While concrete is generally accepted as one of the strongest materials around for building, it isn’t invincible. Over time, concrete begins to deteriorate. Detecting concrete deterioration is a topic we’ve covered before, but why does it happen at all? There are a lot of ways concrete can age and deteriorate, but here are some of the most common causes.
When you have metal embedded in your concrete, you run the risk of corrosion causes the concrete itself to begin deteriorating. Rebar, post-tensioning cables, and steel can begin to rust inside of the concrete. It will start expanding due to the rust and thus cause cracks, spalling, and delamination in the concrete.
When water freezes into ice it expands, so that means that any water that seeps into the cracks in concrete will then cause damage when it freezes. The ice can expand so much that it makes pieces of concrete actually pop right out. D-cracking, which is a type of freeze-thaw deterioration, happens when water pools in the base and subbase of pavements. It will start cracking the concrete at the base but eventually, it will reach the surface.

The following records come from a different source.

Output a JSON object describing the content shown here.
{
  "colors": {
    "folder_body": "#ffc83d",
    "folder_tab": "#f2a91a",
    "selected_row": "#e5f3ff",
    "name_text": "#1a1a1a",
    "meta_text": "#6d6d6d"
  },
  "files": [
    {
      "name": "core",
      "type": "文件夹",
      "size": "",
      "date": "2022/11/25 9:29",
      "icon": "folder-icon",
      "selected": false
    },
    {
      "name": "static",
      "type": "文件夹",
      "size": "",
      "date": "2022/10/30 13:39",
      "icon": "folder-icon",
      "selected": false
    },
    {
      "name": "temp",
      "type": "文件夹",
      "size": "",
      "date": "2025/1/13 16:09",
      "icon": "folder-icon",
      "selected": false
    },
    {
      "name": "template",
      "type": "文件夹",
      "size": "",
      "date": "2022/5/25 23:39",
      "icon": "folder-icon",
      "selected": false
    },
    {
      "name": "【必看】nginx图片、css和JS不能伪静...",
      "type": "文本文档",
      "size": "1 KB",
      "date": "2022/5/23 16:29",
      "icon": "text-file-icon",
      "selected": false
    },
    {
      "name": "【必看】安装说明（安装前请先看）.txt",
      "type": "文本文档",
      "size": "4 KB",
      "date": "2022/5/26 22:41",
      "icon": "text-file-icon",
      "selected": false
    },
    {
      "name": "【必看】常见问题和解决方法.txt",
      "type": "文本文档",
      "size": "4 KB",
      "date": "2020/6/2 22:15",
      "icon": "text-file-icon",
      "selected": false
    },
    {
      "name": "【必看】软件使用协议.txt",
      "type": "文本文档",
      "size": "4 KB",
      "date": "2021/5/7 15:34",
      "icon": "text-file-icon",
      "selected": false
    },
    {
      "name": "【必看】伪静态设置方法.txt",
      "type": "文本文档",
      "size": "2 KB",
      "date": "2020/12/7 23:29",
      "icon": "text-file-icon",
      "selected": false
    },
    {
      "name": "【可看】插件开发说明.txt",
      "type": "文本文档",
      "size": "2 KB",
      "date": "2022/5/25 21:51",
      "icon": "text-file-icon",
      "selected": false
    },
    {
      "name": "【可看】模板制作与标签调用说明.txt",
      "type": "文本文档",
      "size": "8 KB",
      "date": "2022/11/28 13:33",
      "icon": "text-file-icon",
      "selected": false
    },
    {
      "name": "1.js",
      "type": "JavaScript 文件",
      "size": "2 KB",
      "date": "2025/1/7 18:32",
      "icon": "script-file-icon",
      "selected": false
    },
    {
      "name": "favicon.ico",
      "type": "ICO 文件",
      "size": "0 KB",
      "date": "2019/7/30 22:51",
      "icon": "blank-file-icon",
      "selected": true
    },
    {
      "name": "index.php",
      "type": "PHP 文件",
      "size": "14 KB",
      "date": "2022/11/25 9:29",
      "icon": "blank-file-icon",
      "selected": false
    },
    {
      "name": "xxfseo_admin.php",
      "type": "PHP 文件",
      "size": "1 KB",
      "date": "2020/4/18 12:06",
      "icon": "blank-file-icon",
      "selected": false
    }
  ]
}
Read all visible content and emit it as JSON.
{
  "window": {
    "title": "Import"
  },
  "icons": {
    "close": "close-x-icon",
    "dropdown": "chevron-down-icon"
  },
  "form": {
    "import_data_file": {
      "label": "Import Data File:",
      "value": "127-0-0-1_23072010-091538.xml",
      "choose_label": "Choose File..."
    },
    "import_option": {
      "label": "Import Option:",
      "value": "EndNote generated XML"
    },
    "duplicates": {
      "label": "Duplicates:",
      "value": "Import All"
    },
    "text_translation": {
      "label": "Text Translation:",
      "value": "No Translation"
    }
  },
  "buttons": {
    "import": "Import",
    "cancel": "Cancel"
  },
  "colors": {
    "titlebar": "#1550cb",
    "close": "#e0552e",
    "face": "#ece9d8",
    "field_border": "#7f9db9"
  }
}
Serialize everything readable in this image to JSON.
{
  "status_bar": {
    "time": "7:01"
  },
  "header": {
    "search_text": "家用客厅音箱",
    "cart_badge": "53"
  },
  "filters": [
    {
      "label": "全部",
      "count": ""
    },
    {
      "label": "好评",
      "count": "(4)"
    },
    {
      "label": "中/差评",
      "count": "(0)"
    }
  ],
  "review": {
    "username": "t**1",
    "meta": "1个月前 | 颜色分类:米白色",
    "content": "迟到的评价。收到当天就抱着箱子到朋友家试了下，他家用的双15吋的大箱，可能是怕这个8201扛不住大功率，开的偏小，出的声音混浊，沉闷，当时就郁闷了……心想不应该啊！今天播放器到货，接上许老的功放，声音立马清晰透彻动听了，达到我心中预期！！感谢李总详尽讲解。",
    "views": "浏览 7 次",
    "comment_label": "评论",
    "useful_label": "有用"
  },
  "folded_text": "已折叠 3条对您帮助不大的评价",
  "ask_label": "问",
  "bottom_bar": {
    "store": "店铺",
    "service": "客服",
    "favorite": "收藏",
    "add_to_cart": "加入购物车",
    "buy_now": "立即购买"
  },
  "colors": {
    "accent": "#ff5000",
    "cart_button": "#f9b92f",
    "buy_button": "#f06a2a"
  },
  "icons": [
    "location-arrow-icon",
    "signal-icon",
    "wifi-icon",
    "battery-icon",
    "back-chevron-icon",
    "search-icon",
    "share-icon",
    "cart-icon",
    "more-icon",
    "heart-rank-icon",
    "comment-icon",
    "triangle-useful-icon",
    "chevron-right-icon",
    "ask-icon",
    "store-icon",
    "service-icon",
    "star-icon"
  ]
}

Watching Out For Chemicals
You may think fighting freeze-thaw deterioration with a deicer is a good idea, but chemicals can actually contribute to concrete deterioration. Deicers won’t cause damage immediately but over time they will lead to concrete corrosion. Acids are harmful to concrete since they react with calcium hydroxide and form water-soluble calcium compounds, which, once rain washes it away, will cause awful concrete corrosion.
GPR and Frequency Location Services from Concrete Visions
Concrete Visions has over 12 years of experience and expertise in concrete scanning and we know how to detect any problems lurking beneath the surface. We use ground penetrating radar accurately and expertly and are familiar with many other methods that can be used when appropriate like concrete x-ray and electromagnetic conductivity. We are also very familiar with the latest construction safety techniques and train all of our workers to do their work quickly, accurately, and safely. If you would like to learn more about how we can help you, give us a call at (410) 766-2210 or visit us online. For more articles and tips, follow us on Facebook, Twitter, LinkedIn, and Google+.